:: Data

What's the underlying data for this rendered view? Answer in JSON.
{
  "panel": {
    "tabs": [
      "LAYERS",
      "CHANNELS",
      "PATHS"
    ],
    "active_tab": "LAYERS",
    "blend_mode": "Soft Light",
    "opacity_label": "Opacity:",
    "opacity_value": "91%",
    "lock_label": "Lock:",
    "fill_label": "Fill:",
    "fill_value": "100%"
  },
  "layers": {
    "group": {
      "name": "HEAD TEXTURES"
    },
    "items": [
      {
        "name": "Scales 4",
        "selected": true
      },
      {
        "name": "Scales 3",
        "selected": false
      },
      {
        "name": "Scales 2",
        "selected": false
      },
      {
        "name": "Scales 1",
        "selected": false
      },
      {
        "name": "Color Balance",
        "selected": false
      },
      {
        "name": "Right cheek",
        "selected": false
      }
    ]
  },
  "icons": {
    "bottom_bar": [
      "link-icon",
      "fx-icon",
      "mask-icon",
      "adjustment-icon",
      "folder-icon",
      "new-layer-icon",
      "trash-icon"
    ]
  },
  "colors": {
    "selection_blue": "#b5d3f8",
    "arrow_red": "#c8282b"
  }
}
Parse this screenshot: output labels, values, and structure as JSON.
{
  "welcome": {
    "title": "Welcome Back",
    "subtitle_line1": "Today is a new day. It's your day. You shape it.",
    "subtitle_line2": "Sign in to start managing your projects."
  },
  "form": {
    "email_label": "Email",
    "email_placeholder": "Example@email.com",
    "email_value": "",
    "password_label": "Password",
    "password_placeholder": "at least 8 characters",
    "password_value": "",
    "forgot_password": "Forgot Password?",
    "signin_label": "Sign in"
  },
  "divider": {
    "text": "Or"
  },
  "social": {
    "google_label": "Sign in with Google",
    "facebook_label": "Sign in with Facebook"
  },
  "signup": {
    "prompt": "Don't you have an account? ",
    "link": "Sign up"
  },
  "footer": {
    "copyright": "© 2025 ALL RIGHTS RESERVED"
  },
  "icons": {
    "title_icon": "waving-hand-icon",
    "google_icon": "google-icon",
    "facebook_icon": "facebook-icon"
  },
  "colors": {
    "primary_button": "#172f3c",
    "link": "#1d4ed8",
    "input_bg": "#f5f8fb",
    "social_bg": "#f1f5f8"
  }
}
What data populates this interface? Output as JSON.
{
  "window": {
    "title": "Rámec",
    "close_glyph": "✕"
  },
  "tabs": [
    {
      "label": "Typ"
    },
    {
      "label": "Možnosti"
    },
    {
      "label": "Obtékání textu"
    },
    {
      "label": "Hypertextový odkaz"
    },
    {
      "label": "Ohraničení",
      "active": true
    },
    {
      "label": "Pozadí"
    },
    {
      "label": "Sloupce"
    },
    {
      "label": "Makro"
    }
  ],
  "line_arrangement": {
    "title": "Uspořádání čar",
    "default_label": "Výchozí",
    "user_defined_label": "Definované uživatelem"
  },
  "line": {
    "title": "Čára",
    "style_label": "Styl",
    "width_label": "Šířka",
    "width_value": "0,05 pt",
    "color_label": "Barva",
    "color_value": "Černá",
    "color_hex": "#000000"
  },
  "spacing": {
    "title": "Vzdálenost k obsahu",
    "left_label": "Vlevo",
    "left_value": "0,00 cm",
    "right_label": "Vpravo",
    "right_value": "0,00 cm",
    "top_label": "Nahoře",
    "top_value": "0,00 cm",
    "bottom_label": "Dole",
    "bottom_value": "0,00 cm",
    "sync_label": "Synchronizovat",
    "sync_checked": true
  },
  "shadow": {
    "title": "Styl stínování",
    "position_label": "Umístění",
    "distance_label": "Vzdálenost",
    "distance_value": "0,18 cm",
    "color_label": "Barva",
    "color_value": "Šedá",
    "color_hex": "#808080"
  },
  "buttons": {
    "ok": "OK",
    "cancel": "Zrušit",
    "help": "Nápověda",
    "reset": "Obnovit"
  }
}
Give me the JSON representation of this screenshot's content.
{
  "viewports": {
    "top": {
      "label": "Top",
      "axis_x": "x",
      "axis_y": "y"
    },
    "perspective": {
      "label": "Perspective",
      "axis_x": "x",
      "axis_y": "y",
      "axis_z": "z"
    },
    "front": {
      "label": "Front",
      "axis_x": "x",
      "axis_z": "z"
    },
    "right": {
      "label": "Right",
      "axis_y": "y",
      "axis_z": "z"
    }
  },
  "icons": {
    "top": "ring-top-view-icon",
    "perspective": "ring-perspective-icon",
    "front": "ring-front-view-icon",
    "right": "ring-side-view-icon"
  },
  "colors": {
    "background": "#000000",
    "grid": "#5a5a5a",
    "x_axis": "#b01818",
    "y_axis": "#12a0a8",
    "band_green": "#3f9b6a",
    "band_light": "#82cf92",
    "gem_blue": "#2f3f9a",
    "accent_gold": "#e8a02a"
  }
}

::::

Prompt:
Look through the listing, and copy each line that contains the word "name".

Answer to the problem:
      "name": "HEAD TEXTURES"
        "name": "Scales 4",
        "name": "Scales 3",
        "name": "Scales 2",
        "name": "Scales 1",
        "name": "Color Balance",
        "name": "Right cheek",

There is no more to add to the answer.